To do:
Print the records again, character for character.
┌──
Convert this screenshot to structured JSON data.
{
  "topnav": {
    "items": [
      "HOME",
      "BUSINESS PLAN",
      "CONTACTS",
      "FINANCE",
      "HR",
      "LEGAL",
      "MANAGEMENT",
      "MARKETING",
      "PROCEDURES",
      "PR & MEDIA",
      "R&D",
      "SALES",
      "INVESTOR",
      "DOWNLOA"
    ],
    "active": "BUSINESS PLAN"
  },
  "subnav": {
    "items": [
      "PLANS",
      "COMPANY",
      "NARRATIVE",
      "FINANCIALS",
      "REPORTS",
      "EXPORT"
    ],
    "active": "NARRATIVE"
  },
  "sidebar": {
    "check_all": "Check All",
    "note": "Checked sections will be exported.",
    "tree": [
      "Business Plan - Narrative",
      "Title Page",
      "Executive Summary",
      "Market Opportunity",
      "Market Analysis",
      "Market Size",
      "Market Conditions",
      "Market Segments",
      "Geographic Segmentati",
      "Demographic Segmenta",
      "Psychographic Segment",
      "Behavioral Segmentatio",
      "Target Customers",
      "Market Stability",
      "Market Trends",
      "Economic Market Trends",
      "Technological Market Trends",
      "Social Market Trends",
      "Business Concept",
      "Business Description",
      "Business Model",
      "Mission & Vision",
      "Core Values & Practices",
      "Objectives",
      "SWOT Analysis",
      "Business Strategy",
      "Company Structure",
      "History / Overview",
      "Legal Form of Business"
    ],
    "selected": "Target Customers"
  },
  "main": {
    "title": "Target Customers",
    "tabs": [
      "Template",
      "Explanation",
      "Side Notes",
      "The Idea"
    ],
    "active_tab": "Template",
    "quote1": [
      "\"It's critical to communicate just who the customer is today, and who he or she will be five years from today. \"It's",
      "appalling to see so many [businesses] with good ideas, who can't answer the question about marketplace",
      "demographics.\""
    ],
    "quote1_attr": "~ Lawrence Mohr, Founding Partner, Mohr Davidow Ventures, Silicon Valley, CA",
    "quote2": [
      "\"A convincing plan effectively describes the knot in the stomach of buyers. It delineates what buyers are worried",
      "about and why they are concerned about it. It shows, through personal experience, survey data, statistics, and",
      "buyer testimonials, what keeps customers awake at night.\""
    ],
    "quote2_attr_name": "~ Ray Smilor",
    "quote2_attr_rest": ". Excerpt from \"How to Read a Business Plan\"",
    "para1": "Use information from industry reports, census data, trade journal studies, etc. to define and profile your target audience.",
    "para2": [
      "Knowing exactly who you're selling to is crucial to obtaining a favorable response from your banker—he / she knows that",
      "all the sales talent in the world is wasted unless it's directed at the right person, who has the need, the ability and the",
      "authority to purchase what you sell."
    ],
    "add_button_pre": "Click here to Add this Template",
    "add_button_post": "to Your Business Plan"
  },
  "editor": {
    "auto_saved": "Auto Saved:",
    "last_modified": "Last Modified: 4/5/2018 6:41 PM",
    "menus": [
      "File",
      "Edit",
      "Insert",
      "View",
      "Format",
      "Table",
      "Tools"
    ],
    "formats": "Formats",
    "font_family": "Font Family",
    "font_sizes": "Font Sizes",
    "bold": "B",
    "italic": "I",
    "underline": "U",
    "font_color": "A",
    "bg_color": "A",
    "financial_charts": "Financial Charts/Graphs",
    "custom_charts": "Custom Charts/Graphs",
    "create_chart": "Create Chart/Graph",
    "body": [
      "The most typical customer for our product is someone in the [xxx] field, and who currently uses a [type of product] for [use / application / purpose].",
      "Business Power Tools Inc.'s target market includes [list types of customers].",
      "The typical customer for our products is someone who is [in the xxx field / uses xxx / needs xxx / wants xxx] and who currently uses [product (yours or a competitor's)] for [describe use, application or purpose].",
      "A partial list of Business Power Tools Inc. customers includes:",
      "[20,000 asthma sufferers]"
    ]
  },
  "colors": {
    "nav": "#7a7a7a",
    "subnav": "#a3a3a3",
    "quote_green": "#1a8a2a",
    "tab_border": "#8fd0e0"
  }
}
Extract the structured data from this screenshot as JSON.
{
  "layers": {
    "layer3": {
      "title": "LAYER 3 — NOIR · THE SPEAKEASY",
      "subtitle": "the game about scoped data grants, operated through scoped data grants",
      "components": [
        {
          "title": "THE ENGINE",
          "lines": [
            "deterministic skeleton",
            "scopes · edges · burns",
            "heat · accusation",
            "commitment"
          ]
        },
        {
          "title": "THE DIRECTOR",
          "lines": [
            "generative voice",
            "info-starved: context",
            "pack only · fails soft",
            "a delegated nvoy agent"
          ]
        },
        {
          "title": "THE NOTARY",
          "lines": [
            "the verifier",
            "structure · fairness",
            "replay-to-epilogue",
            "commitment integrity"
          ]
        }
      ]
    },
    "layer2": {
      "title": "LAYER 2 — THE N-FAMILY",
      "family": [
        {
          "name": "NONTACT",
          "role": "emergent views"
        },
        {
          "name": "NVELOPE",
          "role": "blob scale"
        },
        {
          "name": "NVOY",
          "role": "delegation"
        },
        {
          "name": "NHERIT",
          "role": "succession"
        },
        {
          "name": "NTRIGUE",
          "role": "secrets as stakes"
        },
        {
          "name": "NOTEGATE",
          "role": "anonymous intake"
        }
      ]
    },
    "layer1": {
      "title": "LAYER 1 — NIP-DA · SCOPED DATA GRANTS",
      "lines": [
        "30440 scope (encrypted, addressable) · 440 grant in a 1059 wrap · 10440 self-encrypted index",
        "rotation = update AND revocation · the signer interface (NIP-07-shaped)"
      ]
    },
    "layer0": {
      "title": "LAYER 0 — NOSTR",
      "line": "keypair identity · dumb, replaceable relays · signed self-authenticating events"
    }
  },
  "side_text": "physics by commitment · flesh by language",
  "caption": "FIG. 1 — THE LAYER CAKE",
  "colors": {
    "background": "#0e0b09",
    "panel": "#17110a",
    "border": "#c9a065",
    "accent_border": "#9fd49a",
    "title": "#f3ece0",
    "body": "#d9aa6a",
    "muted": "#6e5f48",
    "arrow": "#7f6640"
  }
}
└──
Response area:
Convert this screenshot to structured JSON data.
{
  "topnav": {
    "items": [
      "HOME",
      "BUSINESS PLAN",
      "CONTACTS",
      "FINANCE",
      "HR",
      "LEGAL",
      "MANAGEMENT",
      "MARKETING",
      "PROCEDURES",
      "PR & MEDIA",
      "R&D",
      "SALES",
      "INVESTOR",
      "DOWNLOA"
    ],
    "active": "BUSINESS PLAN"
  },
  "subnav": {
    "items": [
      "PLANS",
      "COMPANY",
      "NARRATIVE",
      "FINANCIALS",
      "REPORTS",
      "EXPORT"
    ],
    "active": "NARRATIVE"
  },
  "sidebar": {
    "check_all": "Check All",
    "note": "Checked sections will be exported.",
    "tree": [
      "Business Plan - Narrative",
      "Title Page",
      "Executive Summary",
      "Market Opportunity",
      "Market Analysis",
      "Market Size",
      "Market Conditions",
      "Market Segments",
      "Geographic Segmentati",
      "Demographic Segmenta",
      "Psychographic Segment",
      "Behavioral Segmentatio",
      "Target Customers",
      "Market Stability",
      "Market Trends",
      "Economic Market Trends",
      "Technological Market Trends",
      "Social Market Trends",
      "Business Concept",
      "Business Description",
      "Business Model",
      "Mission & Vision",
      "Core Values & Practices",
      "Objectives",
      "SWOT Analysis",
      "Business Strategy",
      "Company Structure",
      "History / Overview",
      "Legal Form of Business"
    ],
    "selected": "Target Customers"
  },
  "main": {
    "title": "Target Customers",
    "tabs": [
      "Template",
      "Explanation",
      "Side Notes",
      "The Idea"
    ],
    "active_tab": "Template",
    "quote1": [
      "\"It's critical to communicate just who the customer is today, and who he or she will be five years from today. \"It's",
      "appalling to see so many [businesses] with good ideas, who can't answer the question about marketplace",
      "demographics.\""
    ],
    "quote1_attr": "~ Lawrence Mohr, Founding Partner, Mohr Davidow Ventures, Silicon Valley, CA",
    "quote2": [
      "\"A convincing plan effectively describes the knot in the stomach of buyers. It delineates what buyers are worried",
      "about and why they are concerned about it. It shows, through personal experience, survey data, statistics, and",
      "buyer testimonials, what keeps customers awake at night.\""
    ],
    "quote2_attr_name": "~ Ray Smilor",
    "quote2_attr_rest": ". Excerpt from \"How to Read a Business Plan\"",
    "para1": "Use information from industry reports, census data, trade journal studies, etc. to define and profile your target audience.",
    "para2": [
      "Knowing exactly who you're selling to is crucial to obtaining a favorable response from your banker—he / she knows that",
      "all the sales talent in the world is wasted unless it's directed at the right person, who has the need, the ability and the",
      "authority to purchase what you sell."
    ],
    "add_button_pre": "Click here to Add this Template",
    "add_button_post": "to Your Business Plan"
  },
  "editor": {
    "auto_saved": "Auto Saved:",
    "last_modified": "Last Modified: 4/5/2018 6:41 PM",
    "menus": [
      "File",
      "Edit",
      "Insert",
      "View",
      "Format",
      "Table",
      "Tools"
    ],
    "formats": "Formats",
    "font_family": "Font Family",
    "font_sizes": "Font Sizes",
    "bold": "B",
    "italic": "I",
    "underline": "U",
    "font_color": "A",
    "bg_color": "A",
    "financial_charts": "Financial Charts/Graphs",
    "custom_charts": "Custom Charts/Graphs",
    "create_chart": "Create Chart/Graph",
    "body": [
      "The most typical customer for our product is someone in the [xxx] field, and who currently uses a [type of product] for [use / application / purpose].",
      "Business Power Tools Inc.'s target market includes [list types of customers].",
      "The typical customer for our products is someone who is [in the xxx field / uses xxx / needs xxx / wants xxx] and who currently uses [product (yours or a competitor's)] for [describe use, application or purpose].",
      "A partial list of Business Power Tools Inc. customers includes:",
      "[20,000 asthma sufferers]"
    ]
  },
  "colors": {
    "nav": "#7a7a7a",
    "subnav": "#a3a3a3",
    "quote_green": "#1a8a2a",
    "tab_border": "#8fd0e0"
  }
}
Extract the structured data from this screenshot as JSON.
{
  "layers": {
    "layer3": {
      "title": "LAYER 3 — NOIR · THE SPEAKEASY",
      "subtitle": "the game about scoped data grants, operated through scoped data grants",
      "components": [
        {
          "title": "THE ENGINE",
          "lines": [
            "deterministic skeleton",
            "scopes · edges · burns",
            "heat · accusation",
            "commitment"
          ]
        },
        {
          "title": "THE DIRECTOR",
          "lines": [
            "generative voice",
            "info-starved: context",
            "pack only · fails soft",
            "a delegated nvoy agent"
          ]
        },
        {
          "title": "THE NOTARY",
          "lines": [
            "the verifier",
            "structure · fairness",
            "replay-to-epilogue",
            "commitment integrity"
          ]
        }
      ]
    },
    "layer2": {
      "title": "LAYER 2 — THE N-FAMILY",
      "family": [
        {
          "name": "NONTACT",
          "role": "emergent views"
        },
        {
          "name": "NVELOPE",
          "role": "blob scale"
        },
        {
          "name": "NVOY",
          "role": "delegation"
        },
        {
          "name": "NHERIT",
          "role": "succession"
        },
        {
          "name": "NTRIGUE",
          "role": "secrets as stakes"
        },
        {
          "name": "NOTEGATE",
          "role": "anonymous intake"
        }
      ]
    },
    "layer1": {
      "title": "LAYER 1 — NIP-DA · SCOPED DATA GRANTS",
      "lines": [
        "30440 scope (encrypted, addressable) · 440 grant in a 1059 wrap · 10440 self-encrypted index",
        "rotation = update AND revocation · the signer interface (NIP-07-shaped)"
      ]
    },
    "layer0": {
      "title": "LAYER 0 — NOSTR",
      "line": "keypair identity · dumb, replaceable relays · signed self-authenticating events"
    }
  },
  "side_text": "physics by commitment · flesh by language",
  "caption": "FIG. 1 — THE LAYER CAKE",
  "colors": {
    "background": "#0e0b09",
    "panel": "#17110a",
    "border": "#c9a065",
    "accent_border": "#9fd49a",
    "title": "#f3ece0",
    "body": "#d9aa6a",
    "muted": "#6e5f48",
    "arrow": "#7f6640"
  }
}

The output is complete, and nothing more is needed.